Data in this exercise —
===============
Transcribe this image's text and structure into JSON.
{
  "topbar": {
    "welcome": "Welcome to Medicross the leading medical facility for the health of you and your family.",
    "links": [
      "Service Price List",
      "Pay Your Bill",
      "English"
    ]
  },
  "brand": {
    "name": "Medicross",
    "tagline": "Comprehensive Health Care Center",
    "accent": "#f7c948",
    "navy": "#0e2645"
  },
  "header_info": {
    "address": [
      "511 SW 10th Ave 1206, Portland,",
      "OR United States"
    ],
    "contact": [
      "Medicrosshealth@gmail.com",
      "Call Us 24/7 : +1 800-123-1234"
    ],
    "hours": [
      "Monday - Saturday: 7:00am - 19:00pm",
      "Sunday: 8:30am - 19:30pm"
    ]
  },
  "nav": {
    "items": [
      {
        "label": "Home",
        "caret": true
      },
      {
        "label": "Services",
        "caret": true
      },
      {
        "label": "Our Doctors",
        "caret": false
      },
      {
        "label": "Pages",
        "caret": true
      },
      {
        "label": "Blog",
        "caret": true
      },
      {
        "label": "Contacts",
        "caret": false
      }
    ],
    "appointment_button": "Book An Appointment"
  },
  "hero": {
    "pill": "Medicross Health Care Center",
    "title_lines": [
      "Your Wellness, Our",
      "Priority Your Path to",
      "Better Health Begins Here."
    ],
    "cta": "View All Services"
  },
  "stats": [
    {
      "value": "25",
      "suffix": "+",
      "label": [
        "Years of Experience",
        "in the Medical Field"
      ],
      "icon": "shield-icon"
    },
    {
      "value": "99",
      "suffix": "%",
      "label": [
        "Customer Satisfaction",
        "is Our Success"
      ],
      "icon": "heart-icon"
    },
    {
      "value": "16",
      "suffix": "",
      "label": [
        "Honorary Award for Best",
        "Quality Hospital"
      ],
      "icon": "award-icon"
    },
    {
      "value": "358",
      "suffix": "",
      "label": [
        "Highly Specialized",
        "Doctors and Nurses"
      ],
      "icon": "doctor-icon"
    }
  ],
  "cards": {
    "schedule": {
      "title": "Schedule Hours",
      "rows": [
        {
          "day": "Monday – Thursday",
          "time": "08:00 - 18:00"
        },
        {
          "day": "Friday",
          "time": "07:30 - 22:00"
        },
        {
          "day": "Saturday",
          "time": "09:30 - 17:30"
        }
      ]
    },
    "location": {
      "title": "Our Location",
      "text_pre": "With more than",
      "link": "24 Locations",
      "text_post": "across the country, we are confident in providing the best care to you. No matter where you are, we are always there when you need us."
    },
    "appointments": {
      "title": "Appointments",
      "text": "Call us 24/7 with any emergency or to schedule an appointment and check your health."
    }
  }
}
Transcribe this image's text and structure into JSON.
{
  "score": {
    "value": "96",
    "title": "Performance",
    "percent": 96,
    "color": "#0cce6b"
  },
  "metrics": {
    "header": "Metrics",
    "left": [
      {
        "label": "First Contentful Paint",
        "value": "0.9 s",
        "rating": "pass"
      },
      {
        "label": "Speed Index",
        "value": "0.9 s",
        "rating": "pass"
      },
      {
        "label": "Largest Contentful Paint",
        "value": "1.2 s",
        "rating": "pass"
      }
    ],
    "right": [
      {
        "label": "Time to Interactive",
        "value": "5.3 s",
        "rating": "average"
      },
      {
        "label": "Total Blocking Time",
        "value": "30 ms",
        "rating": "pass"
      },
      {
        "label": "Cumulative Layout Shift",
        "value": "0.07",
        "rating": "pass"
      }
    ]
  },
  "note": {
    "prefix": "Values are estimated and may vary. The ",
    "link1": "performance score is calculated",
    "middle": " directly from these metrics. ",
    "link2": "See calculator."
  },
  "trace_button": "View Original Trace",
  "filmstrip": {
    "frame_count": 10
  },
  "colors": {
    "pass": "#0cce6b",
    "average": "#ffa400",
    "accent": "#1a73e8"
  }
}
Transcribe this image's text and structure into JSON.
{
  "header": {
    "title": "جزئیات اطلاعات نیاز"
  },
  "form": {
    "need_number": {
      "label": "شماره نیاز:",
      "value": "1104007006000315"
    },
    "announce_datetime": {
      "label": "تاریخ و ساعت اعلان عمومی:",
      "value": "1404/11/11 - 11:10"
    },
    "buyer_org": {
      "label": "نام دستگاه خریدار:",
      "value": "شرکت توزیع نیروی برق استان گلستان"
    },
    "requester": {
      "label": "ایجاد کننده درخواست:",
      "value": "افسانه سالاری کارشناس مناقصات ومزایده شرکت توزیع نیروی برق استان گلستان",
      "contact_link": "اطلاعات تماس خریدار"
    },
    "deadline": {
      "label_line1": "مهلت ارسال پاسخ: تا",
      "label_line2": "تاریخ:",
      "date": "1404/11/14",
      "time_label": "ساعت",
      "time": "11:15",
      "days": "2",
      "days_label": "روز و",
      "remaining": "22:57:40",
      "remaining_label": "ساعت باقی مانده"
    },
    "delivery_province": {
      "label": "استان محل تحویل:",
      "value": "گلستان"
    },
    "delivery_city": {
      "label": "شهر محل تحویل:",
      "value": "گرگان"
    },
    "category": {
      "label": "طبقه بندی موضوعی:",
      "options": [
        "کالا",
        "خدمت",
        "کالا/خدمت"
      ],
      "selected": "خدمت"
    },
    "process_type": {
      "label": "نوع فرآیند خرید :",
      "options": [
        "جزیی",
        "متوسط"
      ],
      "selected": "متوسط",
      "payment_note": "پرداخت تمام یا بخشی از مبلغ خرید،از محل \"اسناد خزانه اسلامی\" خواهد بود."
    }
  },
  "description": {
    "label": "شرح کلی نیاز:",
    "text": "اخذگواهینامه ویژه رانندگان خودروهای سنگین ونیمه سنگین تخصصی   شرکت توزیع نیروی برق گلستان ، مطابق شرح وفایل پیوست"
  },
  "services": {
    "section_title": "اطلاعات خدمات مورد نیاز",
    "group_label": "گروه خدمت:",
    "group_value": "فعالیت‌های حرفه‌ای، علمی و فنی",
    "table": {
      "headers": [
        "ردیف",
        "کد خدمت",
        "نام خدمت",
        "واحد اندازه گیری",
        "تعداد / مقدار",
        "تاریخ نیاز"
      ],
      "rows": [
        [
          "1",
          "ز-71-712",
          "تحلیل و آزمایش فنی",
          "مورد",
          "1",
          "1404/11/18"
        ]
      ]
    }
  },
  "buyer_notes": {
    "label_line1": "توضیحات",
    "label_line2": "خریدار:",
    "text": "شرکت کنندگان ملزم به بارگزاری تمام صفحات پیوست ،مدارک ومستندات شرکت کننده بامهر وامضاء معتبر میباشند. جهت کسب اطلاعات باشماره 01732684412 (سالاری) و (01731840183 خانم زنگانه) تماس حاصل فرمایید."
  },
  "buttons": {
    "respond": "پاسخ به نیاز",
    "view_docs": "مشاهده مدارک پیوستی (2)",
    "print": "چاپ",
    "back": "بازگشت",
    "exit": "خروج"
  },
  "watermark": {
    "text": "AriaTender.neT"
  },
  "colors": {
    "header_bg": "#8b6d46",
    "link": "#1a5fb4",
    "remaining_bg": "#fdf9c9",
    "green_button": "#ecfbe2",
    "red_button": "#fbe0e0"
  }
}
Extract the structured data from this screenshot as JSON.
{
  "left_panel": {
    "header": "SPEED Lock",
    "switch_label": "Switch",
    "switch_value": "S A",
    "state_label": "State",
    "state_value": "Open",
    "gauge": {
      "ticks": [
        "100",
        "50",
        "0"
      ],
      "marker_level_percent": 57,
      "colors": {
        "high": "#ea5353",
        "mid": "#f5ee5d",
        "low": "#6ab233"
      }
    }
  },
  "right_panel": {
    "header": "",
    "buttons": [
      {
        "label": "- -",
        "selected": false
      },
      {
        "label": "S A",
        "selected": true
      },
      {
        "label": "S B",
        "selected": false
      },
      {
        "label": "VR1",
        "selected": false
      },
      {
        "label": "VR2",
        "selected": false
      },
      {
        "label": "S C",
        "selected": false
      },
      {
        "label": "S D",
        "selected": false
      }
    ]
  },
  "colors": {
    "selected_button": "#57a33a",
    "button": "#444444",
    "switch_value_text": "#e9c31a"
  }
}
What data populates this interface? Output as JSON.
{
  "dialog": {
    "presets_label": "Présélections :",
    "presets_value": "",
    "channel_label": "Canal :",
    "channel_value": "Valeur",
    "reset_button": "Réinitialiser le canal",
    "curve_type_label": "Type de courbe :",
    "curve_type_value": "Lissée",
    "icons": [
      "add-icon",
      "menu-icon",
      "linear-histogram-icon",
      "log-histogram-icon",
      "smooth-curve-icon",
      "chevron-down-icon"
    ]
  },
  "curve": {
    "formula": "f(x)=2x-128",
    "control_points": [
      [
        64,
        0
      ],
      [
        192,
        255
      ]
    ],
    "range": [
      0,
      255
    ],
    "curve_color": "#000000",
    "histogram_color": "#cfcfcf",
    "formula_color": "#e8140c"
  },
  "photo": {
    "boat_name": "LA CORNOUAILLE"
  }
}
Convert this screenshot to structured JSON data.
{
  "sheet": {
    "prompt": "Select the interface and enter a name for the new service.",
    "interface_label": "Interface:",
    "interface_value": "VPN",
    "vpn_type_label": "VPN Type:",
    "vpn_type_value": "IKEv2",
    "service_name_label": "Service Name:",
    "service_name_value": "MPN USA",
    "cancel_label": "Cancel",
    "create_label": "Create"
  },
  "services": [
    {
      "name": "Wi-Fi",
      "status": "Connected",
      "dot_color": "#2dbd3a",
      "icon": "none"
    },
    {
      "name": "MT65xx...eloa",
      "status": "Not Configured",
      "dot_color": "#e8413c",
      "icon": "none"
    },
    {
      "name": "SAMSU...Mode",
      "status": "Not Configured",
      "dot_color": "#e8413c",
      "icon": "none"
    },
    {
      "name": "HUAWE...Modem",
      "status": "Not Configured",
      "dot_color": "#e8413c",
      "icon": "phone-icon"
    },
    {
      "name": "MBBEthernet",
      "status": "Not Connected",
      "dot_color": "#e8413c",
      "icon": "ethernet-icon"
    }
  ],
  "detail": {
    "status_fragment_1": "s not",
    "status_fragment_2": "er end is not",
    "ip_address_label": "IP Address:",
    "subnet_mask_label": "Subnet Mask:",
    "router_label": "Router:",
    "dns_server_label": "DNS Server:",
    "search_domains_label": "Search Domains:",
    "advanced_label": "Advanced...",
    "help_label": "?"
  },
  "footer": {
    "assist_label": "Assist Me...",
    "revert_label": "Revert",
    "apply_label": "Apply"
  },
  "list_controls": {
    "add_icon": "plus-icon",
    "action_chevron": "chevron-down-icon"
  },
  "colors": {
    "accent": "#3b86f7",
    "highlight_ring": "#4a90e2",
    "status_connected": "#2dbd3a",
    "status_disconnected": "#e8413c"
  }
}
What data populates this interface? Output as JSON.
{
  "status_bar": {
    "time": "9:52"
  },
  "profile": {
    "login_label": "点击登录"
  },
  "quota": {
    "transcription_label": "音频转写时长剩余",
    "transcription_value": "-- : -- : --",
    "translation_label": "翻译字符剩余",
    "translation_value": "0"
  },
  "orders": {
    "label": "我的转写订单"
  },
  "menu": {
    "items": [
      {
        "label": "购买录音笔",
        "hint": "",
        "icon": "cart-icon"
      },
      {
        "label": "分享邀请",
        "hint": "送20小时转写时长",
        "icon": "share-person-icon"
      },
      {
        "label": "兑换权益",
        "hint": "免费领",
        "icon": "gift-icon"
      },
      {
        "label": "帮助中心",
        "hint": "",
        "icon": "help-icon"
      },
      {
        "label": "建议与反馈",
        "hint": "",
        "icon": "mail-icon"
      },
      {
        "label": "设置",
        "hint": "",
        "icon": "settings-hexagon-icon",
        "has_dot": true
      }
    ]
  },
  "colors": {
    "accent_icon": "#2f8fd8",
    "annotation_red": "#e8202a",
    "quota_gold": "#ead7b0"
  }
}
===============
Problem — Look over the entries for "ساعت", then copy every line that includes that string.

Solution to this exercise —
      "label": "تاریخ و ساعت اعلان عمومی:",
      "time_label": "ساعت",
      "remaining_label": "ساعت باقی مانده"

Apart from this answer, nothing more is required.